- Pros: When compared to incremental backups, this form requires less time to restore and can offer you different versions of the same files.
- Cons: Because you’re backing up more data, these backups can consume far more storage space over time in comparison to incremental backups.
Your organization can likely benefit from a combination of these kinds of backups. If you need more information on data backups, contact one of our locations.
How to Train Your Staff to be Savvy About Cyber Security Threats
As a business owner, you do everything you can to keep your business safe. You think before checking strange emails, you avoid risky sites, and…
The Industry Of Hacking: Understanding The Business Behind Cybercrime
Cybercrime is big business with some hackers making massive annual profits. With the world being so dependent on technology, cybercriminals have loads of opportunities. There…
What Should Be Included In A Cyber Incident Response Plan

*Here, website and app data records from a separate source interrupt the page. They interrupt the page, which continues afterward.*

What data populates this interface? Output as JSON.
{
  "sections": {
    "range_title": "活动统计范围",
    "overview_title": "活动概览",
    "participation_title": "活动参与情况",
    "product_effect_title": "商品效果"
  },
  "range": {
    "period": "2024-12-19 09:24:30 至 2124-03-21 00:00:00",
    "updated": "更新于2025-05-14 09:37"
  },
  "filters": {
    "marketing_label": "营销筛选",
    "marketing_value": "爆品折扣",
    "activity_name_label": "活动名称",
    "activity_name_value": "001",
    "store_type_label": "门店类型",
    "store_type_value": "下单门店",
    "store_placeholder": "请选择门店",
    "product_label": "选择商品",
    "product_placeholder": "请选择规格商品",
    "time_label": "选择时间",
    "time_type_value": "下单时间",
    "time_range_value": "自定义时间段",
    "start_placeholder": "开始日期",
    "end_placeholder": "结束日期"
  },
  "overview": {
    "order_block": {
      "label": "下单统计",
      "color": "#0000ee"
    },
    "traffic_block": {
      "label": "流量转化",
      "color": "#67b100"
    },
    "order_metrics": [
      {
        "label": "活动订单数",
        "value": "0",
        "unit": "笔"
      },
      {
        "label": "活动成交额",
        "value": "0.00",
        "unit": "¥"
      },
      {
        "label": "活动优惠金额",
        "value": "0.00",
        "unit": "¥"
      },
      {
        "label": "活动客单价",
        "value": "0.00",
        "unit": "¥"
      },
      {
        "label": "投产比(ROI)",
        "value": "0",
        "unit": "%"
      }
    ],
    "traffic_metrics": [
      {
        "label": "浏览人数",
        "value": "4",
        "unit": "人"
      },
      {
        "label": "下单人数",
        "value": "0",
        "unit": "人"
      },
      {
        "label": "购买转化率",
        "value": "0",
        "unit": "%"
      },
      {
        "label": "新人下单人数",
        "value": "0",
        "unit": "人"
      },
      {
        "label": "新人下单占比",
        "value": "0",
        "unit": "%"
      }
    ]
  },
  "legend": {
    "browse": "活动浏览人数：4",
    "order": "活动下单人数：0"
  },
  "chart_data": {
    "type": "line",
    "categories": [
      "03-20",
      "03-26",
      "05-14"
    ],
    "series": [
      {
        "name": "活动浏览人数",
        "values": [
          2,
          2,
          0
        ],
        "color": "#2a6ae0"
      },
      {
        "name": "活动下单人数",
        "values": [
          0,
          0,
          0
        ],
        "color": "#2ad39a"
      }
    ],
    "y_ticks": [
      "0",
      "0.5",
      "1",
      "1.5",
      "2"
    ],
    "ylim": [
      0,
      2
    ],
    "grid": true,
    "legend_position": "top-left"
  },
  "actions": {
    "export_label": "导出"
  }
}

Protecting your business against cyberattacks involves ensuring that you have in place the different security layers including protecting the network, patching applications, protecting the endpoints,…
Key Cybersecurity Requirements for Cyber Insurability
When an organization or business becomes a victim of a cybersecurity incident, having cybersecurity insurance can help with some of the costs that are associated…
How to Avoid Staffing Outages with IT Staffing Services
Your staff and the abilities they possess are what can make or break your business. Having a fully staffed team can make any challenge easy…